Then I found MySource Matrix (developed by Squiz, an Australian company) which did everything except point 2 (and sort of failed on points 3 and 4, but that’s another story). Then I found Alfresco, which is really a document management system. As you’d expect, it did everything except point 2 because for it, web pages are just another form of document.
I was running out of ideas. But actually, after I was forced to think about the total lack of open source enterprise CMS, I started to wonder whether I really needed all 5 of the above. Maybe I just needed the first 4, and having a massively integrated multi-site system is something which I could live without.
Hoorah! Epiphany! Yes, Drupal does do everything I want. As soon as you start to realise that, Drupal seems to fit the bill perfectly.
Even better, the more I looked at multi-site capabilities, the more I saw how Drupal does allow for this, albeit in a somewhat limited way compared with the really big, expensive commercial CMS. Don’t believe people when they say that Drupal can only do small sites. It can do far more than that. With a little imagination and tinkering around it can actually do a vast amount.
Delving deeper… I saw that there are now companies offering enterprise level SLAs for Drupal. Specifically, I found Acquia. It’s a company set up by the founder of Drupal himself – Dries Buytaert – to offer the kind of hand-holding that’s put people off Drupal in the past. OK, it’s a very new company with no track record. But the signs are good.
I think the moral to this story is: make sure you know what you’re looking for from a CMS. Don’t just assume you need the most expensive powerful beast out there. Don’t even assume you need something that fits in exactly with your organisational needs.

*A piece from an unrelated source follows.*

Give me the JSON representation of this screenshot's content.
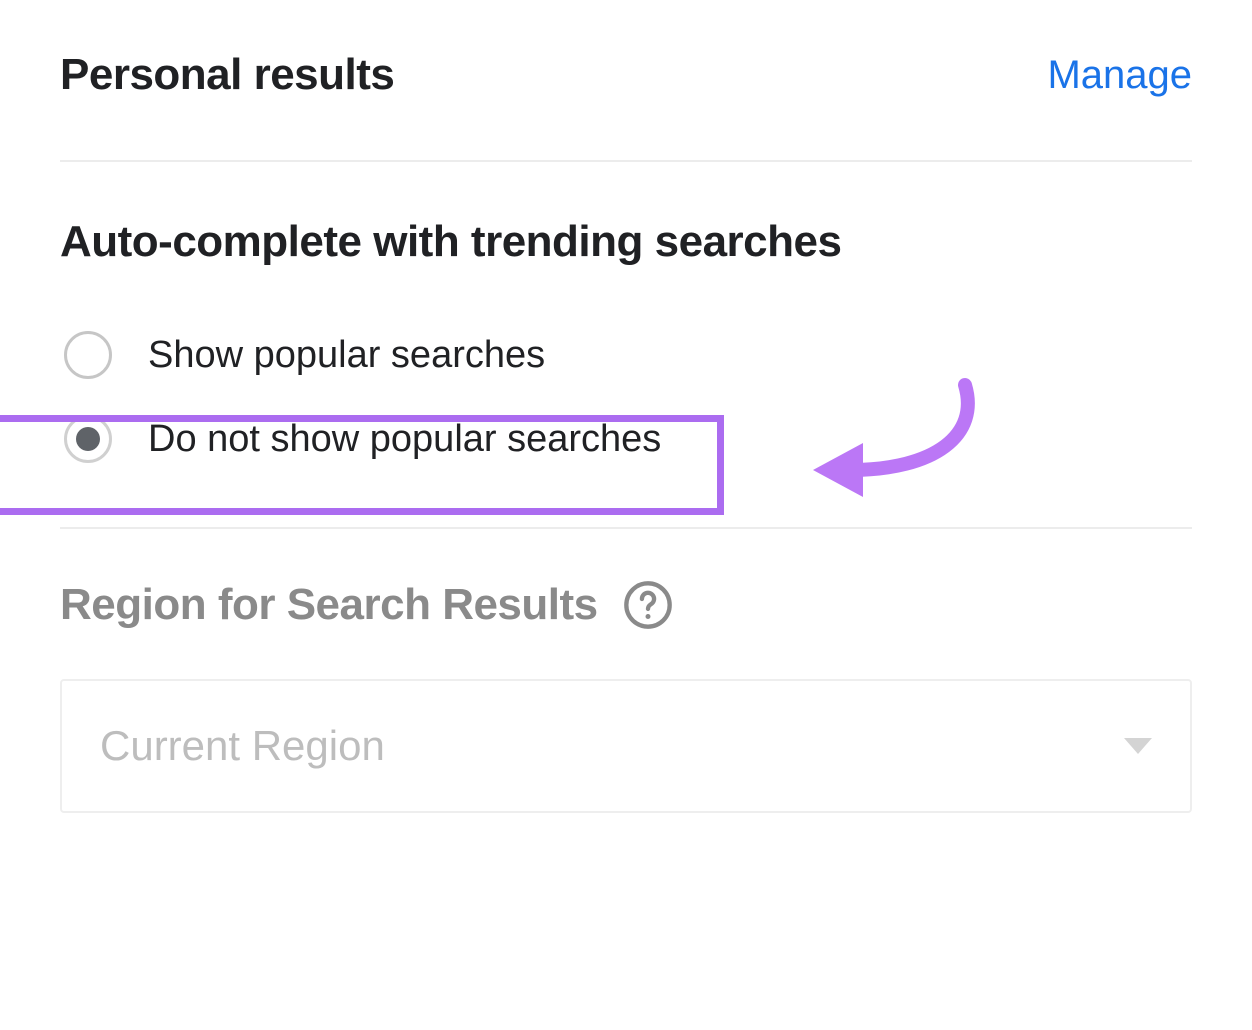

Chances are that in most situations, your needs aren’t quite so written in stone as you might think.